‘One reason why we were not able to accept Browne’s ingenious idea of a levy on higher fees is that it was indiscriminate and did not reflect the actual Exchequer risk from lending to students at specific universities.’
So it is possible that one other consequence of the new research is a debate about whether England should have different fee caps for different subjects and at different institutions instead of an across-the-board £9,000 fee cap.
Yet the new research is also underwhelming because it records a bunch of things that are already widely known. Graduates do better than non-graduates. Male graduates earn more than female graduates. Students from wealthy backgrounds go on to earn more than ones from poorer backgrounds. Medics do better than students in Creative Arts. But it does not include enough detail to make much difference to the choices university applicants make. (Except, perhaps, to show that you should go to the LSE if you want to be rich – the IFS press release notes, ‘[The] LSE was the only institution with more than 10% of its female graduates earning in excess of £100,000 a year ten years on.’) In many respects, the new research simply echoes dinner-party conversations about what middle-class sons and daughters should do.
I nonetheless wholeheartedly welcome the publication of the research, unlike some others who work in higher education, because it provides additional support for things many people suspected were true and begins to shine a torch on where policy might go next.
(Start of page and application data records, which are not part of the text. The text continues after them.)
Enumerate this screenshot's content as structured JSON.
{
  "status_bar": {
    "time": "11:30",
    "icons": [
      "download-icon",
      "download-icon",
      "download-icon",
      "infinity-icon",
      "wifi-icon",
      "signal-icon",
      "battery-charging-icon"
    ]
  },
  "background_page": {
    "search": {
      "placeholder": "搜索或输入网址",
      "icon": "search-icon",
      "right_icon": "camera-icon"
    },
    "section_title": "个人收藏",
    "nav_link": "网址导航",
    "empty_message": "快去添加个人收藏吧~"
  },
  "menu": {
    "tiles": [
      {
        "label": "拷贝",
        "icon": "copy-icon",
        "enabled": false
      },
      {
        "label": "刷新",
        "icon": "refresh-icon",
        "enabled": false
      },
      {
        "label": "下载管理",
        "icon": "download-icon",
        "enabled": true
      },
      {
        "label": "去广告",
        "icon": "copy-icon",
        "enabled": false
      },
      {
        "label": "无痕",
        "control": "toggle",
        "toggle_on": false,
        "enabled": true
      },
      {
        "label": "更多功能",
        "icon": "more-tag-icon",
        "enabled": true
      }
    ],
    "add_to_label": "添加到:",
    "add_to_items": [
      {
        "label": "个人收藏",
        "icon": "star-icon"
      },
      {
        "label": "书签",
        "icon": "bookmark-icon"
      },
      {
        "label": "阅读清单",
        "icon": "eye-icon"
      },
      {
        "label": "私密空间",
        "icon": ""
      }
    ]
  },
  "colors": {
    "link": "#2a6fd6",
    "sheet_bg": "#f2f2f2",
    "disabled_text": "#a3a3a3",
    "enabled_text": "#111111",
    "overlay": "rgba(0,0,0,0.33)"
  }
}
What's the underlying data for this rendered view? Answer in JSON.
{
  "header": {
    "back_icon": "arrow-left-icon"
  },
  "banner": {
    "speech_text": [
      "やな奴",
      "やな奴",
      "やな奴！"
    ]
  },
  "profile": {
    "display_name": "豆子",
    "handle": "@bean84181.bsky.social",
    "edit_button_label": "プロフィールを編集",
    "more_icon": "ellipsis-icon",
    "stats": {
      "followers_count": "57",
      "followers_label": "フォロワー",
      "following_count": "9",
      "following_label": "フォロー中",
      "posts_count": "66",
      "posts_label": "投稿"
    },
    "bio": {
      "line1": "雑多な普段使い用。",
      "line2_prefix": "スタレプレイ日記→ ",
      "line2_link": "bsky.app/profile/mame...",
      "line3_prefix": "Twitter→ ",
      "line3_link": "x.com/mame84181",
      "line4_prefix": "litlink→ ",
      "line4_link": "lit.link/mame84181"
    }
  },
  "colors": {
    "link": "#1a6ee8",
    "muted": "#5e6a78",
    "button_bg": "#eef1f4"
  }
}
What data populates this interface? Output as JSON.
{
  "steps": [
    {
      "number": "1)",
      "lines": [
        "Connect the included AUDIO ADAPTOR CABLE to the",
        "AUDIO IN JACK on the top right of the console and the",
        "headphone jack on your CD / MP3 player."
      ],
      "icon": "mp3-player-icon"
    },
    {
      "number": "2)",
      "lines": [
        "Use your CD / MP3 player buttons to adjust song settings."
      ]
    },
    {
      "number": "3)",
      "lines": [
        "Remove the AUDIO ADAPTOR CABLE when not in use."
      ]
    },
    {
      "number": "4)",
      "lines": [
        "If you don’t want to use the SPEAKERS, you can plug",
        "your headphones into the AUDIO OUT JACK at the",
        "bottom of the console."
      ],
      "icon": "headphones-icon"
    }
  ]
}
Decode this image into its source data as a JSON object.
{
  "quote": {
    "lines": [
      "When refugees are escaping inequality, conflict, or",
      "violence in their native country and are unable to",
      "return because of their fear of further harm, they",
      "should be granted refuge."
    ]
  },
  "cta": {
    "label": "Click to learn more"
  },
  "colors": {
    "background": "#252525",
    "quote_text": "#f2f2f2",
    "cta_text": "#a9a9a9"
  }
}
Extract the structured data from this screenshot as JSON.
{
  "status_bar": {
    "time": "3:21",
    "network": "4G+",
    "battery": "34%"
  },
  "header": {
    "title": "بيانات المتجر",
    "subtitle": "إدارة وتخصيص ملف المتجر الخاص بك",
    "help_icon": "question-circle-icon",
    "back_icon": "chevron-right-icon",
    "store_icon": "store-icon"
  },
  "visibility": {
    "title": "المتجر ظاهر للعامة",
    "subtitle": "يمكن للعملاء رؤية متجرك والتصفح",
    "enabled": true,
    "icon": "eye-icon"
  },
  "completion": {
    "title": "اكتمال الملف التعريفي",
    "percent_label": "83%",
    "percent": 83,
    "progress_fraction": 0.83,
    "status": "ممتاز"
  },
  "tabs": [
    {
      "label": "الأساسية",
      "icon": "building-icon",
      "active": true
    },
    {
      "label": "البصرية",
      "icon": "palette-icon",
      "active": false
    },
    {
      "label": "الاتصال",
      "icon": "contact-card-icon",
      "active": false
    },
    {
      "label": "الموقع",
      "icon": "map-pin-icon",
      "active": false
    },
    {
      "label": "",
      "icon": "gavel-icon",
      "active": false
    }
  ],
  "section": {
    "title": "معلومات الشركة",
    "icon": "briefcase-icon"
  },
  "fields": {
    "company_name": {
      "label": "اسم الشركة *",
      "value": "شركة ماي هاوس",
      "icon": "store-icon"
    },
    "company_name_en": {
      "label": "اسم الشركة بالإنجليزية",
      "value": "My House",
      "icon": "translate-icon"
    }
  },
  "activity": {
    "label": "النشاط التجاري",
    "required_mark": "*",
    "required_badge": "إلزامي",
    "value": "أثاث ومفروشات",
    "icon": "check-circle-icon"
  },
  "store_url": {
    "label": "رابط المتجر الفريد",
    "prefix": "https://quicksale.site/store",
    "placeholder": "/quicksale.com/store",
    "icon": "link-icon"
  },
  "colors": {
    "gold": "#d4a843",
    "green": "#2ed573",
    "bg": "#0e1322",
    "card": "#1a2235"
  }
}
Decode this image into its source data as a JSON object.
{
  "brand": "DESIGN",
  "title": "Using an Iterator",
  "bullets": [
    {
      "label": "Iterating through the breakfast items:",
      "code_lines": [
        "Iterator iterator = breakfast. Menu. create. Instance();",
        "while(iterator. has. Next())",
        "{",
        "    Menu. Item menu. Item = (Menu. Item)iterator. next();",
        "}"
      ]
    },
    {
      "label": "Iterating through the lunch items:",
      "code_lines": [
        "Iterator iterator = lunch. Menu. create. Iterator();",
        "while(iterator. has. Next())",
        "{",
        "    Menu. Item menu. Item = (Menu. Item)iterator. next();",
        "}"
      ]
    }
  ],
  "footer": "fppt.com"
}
Because data and evidence are the raw materials of academia, it is unconvincing when people working in universities argue that new evidence of this sort is ‘dangerous’.
It is true that some uncomfortable conclusions could be drawn by people who obsess about the private financial returns of higher education over other effects, such as the benefits to society. For example, taken at face value, this sort of research suggests lower-paid graduate professions, such as nursing, have little value. But that is not a difficult claim to disprove and, if there is a single group of people in society who should be able to contextualise unsettling findings, it is those who work with new knowledge inside universities day in and day out. It is not even hard to defend Creative Arts, which is the discipline that comes out worst from the research. As someone wise once said, it is science that lets people live longer but culture that means we want to.
Other countries are similarly exploring the uses of such data, and the UK will be left behind if we do not do the same. In the United States, for example, eligibility for student aid is being linked to whether a course provides ‘gainful employment’ – defined as by whether student loan repayments exceed 20% of someone’s discretionary income or 8% of their total earnings. Indeed, this is turning out to be Obama’s key way of tackling the scandal of for-profit colleges providing poor education.
So the really important thing about the new research is that the genie is out of the bottle, as Alison Goddard put it in a recent 8am HE Playbook (£). Today’s report is likely to be the first of many, not least because the law has recently changed to make it much easier for researchers to link official datasets.
Moreover, just last month, in the small print of the Budget, the Government committed itself to bringing ‘together information about the wages of graduates of different courses and the financial support available across further and higher education to ensure that people can make informed decisions about the right courses for them.’ That means we can be certain that if others don’t, Ministers will.